#### RECORD SET ####

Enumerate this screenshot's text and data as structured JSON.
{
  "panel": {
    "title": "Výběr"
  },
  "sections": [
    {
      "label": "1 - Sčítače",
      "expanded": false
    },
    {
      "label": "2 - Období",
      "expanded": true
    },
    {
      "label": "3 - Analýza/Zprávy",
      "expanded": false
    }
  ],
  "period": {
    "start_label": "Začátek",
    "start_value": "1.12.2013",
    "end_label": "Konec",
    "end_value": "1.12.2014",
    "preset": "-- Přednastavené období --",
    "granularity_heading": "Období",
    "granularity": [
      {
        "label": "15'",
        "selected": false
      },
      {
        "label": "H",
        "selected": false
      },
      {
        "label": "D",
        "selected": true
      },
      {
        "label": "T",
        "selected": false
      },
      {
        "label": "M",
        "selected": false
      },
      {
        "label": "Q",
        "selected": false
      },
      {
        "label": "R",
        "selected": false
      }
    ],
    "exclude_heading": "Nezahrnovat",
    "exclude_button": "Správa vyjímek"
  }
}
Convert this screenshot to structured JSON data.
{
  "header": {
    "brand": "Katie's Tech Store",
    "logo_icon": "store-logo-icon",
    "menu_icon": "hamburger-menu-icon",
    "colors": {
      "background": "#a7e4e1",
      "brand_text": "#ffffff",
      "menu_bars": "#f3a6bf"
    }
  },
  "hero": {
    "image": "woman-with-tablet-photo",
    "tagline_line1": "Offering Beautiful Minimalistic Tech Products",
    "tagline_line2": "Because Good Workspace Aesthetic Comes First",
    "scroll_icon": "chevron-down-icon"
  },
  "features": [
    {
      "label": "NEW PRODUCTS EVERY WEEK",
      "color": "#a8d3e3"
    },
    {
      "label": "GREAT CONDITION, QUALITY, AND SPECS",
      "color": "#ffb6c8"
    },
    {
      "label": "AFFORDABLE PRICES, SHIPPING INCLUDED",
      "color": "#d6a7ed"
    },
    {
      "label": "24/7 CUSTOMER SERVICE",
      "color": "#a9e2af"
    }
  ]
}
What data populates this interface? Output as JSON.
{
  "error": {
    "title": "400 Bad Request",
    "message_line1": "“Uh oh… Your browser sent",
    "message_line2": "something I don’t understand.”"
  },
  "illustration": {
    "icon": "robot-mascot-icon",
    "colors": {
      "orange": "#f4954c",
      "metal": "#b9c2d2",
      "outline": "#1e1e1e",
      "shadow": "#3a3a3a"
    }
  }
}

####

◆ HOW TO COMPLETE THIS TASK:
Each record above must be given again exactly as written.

◆ EXPECTED OUTPUT:
Enumerate this screenshot's text and data as structured JSON.
{
  "panel": {
    "title": "Výběr"
  },
  "sections": [
    {
      "label": "1 - Sčítače",
      "expanded": false
    },
    {
      "label": "2 - Období",
      "expanded": true
    },
    {
      "label": "3 - Analýza/Zprávy",
      "expanded": false
    }
  ],
  "period": {
    "start_label": "Začátek",
    "start_value": "1.12.2013",
    "end_label": "Konec",
    "end_value": "1.12.2014",
    "preset": "-- Přednastavené období --",
    "granularity_heading": "Období",
    "granularity": [
      {
        "label": "15'",
        "selected": false
      },
      {
        "label": "H",
        "selected": false
      },
      {
        "label": "D",
        "selected": true
      },
      {
        "label": "T",
        "selected": false
      },
      {
        "label": "M",
        "selected": false
      },
      {
        "label": "Q",
        "selected": false
      },
      {
        "label": "R",
        "selected": false
      }
    ],
    "exclude_heading": "Nezahrnovat",
    "exclude_button": "Správa vyjímek"
  }
}
Convert this screenshot to structured JSON data.
{
  "header": {
    "brand": "Katie's Tech Store",
    "logo_icon": "store-logo-icon",
    "menu_icon": "hamburger-menu-icon",
    "colors": {
      "background": "#a7e4e1",
      "brand_text": "#ffffff",
      "menu_bars": "#f3a6bf"
    }
  },
  "hero": {
    "image": "woman-with-tablet-photo",
    "tagline_line1": "Offering Beautiful Minimalistic Tech Products",
    "tagline_line2": "Because Good Workspace Aesthetic Comes First",
    "scroll_icon": "chevron-down-icon"
  },
  "features": [
    {
      "label": "NEW PRODUCTS EVERY WEEK",
      "color": "#a8d3e3"
    },
    {
      "label": "GREAT CONDITION, QUALITY, AND SPECS",
      "color": "#ffb6c8"
    },
    {
      "label": "AFFORDABLE PRICES, SHIPPING INCLUDED",
      "color": "#d6a7ed"
    },
    {
      "label": "24/7 CUSTOMER SERVICE",
      "color": "#a9e2af"
    }
  ]
}
What data populates this interface? Output as JSON.
{
  "error": {
    "title": "400 Bad Request",
    "message_line1": "“Uh oh… Your browser sent",
    "message_line2": "something I don’t understand.”"
  },
  "illustration": {
    "icon": "robot-mascot-icon",
    "colors": {
      "orange": "#f4954c",
      "metal": "#b9c2d2",
      "outline": "#1e1e1e",
      "shadow": "#3a3a3a"
    }
  }
}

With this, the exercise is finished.